### Task to complete
Tell me, please, how many lines in the records below include the word "orders". Give no more than the number.

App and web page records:

# # # # # # #

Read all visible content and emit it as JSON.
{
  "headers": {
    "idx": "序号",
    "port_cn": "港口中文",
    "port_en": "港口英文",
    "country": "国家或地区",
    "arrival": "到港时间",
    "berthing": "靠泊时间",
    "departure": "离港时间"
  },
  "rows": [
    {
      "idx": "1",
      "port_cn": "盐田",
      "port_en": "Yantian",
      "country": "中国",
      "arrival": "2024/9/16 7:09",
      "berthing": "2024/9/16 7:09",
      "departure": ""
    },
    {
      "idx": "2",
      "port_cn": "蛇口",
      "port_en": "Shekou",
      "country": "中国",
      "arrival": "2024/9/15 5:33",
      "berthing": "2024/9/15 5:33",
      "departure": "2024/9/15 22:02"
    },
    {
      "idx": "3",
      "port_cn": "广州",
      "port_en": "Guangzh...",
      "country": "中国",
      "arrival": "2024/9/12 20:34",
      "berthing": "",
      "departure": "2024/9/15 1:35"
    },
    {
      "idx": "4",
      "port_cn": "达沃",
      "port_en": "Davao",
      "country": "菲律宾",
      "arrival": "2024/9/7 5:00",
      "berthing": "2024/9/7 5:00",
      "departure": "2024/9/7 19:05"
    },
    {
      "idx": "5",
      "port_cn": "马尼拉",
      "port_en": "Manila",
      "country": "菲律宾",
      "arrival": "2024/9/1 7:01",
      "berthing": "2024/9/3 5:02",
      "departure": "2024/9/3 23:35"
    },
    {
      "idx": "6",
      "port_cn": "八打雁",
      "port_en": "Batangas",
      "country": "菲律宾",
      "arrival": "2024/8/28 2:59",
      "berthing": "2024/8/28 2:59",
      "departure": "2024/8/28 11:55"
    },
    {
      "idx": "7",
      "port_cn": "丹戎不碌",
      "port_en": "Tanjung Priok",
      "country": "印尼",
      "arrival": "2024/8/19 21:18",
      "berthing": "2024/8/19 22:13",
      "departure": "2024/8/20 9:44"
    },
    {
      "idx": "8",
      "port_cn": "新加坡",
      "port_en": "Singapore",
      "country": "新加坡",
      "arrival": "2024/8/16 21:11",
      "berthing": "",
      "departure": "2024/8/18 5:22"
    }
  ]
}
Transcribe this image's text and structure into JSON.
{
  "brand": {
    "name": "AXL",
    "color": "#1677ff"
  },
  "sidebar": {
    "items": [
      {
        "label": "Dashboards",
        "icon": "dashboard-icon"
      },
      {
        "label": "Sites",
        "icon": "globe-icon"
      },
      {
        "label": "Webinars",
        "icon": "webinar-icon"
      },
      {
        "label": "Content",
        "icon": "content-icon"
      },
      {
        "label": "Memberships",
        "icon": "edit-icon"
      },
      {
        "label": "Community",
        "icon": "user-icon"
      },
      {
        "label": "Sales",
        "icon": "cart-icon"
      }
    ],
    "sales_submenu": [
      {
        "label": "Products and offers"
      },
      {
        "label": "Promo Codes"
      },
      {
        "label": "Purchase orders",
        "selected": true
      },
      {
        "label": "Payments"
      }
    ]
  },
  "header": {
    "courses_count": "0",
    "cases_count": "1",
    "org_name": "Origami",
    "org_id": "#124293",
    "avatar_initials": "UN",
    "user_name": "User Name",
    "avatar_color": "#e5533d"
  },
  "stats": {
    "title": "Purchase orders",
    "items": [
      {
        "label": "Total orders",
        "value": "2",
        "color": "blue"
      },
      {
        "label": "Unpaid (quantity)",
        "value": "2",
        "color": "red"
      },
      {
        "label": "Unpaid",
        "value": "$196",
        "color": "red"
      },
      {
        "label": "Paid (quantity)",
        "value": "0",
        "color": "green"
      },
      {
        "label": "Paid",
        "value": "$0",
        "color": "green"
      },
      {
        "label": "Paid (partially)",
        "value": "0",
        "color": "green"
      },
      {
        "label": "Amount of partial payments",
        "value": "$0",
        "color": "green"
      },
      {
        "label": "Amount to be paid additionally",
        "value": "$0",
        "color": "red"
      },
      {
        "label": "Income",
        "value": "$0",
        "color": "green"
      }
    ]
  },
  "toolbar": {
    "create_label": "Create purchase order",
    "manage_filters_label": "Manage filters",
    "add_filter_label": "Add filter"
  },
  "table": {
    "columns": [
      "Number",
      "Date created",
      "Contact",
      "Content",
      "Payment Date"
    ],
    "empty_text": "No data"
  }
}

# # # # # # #

### Solution below
3